Only lines holding the word "Agreements" should be copied from the material.

************

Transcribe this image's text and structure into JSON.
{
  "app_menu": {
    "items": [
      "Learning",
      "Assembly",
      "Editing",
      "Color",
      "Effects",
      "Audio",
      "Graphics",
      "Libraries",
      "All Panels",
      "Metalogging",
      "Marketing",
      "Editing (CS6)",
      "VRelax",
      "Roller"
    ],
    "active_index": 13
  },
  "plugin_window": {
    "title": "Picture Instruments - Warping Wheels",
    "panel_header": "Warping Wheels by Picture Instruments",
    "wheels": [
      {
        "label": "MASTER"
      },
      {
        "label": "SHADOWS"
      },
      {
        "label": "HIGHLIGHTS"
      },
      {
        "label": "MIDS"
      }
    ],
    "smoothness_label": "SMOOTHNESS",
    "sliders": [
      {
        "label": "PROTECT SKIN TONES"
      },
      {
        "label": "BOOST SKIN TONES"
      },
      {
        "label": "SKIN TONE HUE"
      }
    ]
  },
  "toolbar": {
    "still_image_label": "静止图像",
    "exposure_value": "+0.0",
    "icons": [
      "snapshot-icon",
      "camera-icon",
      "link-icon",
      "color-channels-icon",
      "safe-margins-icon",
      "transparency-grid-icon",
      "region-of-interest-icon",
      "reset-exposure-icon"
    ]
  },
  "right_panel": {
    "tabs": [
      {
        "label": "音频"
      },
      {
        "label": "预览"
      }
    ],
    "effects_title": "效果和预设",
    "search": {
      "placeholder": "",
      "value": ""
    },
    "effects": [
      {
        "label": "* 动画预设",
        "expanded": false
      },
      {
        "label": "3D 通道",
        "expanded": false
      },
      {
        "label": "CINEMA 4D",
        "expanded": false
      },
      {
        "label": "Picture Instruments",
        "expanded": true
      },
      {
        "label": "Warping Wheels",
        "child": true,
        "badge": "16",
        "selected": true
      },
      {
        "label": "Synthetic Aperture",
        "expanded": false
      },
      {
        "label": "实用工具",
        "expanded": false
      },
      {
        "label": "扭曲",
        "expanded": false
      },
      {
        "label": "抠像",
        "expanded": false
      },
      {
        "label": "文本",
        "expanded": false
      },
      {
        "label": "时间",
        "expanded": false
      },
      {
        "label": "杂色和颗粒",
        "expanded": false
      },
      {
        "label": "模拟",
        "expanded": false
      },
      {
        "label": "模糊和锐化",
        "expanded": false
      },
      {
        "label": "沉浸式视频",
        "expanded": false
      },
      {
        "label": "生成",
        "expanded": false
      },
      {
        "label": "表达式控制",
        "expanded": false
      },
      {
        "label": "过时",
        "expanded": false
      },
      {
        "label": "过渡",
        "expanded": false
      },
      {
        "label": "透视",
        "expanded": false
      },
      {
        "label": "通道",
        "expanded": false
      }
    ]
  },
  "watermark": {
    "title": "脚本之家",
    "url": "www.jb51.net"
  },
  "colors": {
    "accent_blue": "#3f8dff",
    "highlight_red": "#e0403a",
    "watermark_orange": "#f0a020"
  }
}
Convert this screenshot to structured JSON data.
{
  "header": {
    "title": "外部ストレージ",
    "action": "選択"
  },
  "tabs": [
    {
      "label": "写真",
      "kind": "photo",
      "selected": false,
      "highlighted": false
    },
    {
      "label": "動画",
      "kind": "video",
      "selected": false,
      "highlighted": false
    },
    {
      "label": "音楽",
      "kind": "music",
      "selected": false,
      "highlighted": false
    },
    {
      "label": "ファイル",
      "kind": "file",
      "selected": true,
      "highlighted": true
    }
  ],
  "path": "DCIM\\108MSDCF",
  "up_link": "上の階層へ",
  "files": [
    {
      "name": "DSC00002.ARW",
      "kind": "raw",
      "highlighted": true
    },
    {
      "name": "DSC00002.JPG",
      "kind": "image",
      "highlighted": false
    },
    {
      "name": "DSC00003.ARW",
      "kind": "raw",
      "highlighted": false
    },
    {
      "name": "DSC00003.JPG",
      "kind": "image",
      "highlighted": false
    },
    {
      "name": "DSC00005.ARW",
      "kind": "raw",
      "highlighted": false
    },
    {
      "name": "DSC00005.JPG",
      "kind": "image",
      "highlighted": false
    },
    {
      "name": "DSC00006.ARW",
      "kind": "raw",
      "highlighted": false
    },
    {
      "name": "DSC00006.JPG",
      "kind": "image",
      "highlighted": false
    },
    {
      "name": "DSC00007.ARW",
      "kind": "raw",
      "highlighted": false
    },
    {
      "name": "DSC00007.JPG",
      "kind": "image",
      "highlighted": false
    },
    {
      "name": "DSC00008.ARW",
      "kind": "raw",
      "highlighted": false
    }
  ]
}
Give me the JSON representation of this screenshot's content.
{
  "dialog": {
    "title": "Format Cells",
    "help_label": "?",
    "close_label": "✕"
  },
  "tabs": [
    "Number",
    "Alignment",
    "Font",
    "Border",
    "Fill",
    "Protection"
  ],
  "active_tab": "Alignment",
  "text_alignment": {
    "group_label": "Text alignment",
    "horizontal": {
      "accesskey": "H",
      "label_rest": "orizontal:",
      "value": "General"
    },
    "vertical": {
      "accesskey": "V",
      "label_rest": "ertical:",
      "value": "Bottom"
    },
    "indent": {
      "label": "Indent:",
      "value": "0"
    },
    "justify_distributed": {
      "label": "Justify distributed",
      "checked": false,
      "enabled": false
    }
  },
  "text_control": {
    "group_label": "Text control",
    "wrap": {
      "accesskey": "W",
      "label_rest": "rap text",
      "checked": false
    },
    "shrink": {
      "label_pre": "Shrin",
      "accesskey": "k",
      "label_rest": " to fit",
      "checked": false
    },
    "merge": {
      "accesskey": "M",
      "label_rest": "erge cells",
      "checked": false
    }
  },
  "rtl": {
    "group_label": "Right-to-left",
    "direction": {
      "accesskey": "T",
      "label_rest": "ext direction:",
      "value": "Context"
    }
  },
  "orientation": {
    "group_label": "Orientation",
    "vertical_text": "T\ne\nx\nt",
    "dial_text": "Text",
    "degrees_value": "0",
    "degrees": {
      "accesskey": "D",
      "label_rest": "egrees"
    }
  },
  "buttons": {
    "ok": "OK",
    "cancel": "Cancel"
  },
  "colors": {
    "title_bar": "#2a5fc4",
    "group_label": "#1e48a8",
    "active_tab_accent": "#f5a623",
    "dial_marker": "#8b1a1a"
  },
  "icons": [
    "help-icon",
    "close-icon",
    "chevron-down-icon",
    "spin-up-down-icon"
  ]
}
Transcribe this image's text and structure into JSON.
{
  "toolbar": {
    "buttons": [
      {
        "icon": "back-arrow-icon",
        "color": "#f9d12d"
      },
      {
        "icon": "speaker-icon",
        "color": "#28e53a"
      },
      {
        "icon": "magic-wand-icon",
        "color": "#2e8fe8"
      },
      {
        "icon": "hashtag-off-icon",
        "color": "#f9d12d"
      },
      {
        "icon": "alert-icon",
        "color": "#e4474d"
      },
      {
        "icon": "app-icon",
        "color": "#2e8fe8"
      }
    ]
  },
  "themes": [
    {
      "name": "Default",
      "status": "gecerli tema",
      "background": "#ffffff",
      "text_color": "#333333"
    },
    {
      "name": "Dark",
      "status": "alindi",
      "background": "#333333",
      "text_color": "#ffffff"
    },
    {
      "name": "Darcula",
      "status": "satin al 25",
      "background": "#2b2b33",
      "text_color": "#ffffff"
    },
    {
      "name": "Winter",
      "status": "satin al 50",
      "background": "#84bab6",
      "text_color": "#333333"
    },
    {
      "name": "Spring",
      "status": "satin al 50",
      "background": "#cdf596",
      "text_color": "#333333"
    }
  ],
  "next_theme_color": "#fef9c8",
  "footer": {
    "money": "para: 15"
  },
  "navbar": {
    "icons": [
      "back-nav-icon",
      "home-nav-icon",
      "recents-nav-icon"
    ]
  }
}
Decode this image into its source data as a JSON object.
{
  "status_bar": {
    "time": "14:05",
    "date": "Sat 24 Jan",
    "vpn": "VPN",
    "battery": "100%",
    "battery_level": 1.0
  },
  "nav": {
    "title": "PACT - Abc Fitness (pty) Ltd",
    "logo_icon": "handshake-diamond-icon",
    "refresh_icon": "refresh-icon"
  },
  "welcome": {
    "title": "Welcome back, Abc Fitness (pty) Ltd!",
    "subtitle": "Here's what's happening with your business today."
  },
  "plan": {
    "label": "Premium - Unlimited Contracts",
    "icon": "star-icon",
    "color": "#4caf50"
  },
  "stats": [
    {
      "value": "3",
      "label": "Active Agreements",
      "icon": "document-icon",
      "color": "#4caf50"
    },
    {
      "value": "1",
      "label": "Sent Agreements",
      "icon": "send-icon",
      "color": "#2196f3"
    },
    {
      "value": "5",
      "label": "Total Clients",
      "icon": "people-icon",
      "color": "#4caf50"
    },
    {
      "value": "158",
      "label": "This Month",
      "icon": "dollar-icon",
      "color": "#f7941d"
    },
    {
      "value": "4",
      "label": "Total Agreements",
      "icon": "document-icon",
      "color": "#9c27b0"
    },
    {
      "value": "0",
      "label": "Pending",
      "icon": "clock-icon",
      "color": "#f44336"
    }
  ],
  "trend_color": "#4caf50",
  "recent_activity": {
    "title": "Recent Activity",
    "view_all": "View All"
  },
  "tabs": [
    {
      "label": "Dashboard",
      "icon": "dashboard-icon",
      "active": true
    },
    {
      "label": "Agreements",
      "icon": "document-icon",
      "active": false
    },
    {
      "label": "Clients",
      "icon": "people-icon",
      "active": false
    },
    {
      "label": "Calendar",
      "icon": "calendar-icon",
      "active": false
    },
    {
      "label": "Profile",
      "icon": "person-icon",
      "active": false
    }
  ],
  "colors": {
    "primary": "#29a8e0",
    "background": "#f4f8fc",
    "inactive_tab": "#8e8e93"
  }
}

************

* _Expected answer_
      "label": "Active Agreements",
      "label": "Sent Agreements",
      "label": "Total Agreements",
      "label": "Agreements",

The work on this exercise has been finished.